The State of Michigan, like many other states, requires a person to have lived in the state for a certain amount of time before filing a complaint for divorce. In Michigan, that time is 180 days. 6 months. This date is calculated from the day the Complaint for Divorce is filed. So don’t count on including the time it takes to reach a settlement or take your case to trial. If you come to your family law attorney before you meet the residency requirement, you should expect to wait for a while before you file.

Even if you move within the state, you may still have to wait a little while before you make your move. Michigan law requires a complaint for divorce to be filed in the county where one of the parties lives. That party must have been in the county for at least 10 days before the Complaint for Divorce was filed.

Emergency Jurisdiction

Even if you can’t get your divorce started right away, you may be able to ask the court to intervene on your behalf in certain emergency situations. Generally, a court will not have “home state” jurisdiction over the children in a custody case until the kids have lived in the state for 180 days. But if there is an emergency – for example, if a spouse is fleeing a domestic violence situation – a judge can enter a temporary custody order and then converse with the home state court to decide where the case should proceed.

Your marriage didn’t need to happen in Michigan for you to be able to make use of the Michigan courts.
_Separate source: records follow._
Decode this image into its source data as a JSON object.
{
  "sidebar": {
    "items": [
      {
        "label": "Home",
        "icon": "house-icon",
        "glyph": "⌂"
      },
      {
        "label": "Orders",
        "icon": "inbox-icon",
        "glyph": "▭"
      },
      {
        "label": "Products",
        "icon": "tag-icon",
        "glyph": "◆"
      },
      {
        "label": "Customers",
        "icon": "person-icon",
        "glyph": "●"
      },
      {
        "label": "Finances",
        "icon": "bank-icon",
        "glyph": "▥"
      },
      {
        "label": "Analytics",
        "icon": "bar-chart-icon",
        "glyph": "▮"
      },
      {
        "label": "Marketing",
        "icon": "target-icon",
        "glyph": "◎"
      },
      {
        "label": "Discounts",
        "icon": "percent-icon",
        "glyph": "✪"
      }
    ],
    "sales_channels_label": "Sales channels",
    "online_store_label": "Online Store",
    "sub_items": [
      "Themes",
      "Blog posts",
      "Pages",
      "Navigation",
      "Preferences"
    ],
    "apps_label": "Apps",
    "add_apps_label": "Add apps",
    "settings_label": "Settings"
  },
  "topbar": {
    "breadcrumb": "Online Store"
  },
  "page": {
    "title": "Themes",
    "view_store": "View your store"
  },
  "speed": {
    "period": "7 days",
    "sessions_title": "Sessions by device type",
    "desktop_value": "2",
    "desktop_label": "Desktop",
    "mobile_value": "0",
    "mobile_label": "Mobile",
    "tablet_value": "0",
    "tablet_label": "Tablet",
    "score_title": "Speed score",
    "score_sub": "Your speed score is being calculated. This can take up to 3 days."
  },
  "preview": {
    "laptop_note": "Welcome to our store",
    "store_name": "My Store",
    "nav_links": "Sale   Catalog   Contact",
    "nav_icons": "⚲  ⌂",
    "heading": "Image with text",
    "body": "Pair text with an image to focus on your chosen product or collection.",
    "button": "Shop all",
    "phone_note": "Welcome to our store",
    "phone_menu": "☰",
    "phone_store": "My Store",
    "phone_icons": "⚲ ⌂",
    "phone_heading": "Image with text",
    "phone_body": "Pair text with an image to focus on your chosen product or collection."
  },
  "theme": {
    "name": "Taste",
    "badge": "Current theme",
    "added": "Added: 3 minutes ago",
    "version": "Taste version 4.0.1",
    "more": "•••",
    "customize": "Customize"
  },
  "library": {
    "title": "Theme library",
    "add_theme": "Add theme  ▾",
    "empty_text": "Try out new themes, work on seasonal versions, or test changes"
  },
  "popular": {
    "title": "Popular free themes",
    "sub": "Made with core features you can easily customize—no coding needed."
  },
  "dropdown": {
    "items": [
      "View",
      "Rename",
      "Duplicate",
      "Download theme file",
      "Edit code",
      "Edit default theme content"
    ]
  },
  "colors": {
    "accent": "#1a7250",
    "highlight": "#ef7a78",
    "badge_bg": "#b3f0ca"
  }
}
As long as you have lived in the State of Michigan for 180 days, and the county where you file for at least 10 days before you file the Complaint for Divorce, Michigan judges will be able to enter an order and help you move on with your life.

Lisa J. Schmidt is a family lawyer at Schmidt Law Services, PLLC, in Ferndale, Michigan. She helps divorcing couples reach settlements to meet everyone’s needs. If you are considering filing a complaint for divorce, contact Schmidt Law Services for a free initial consultation.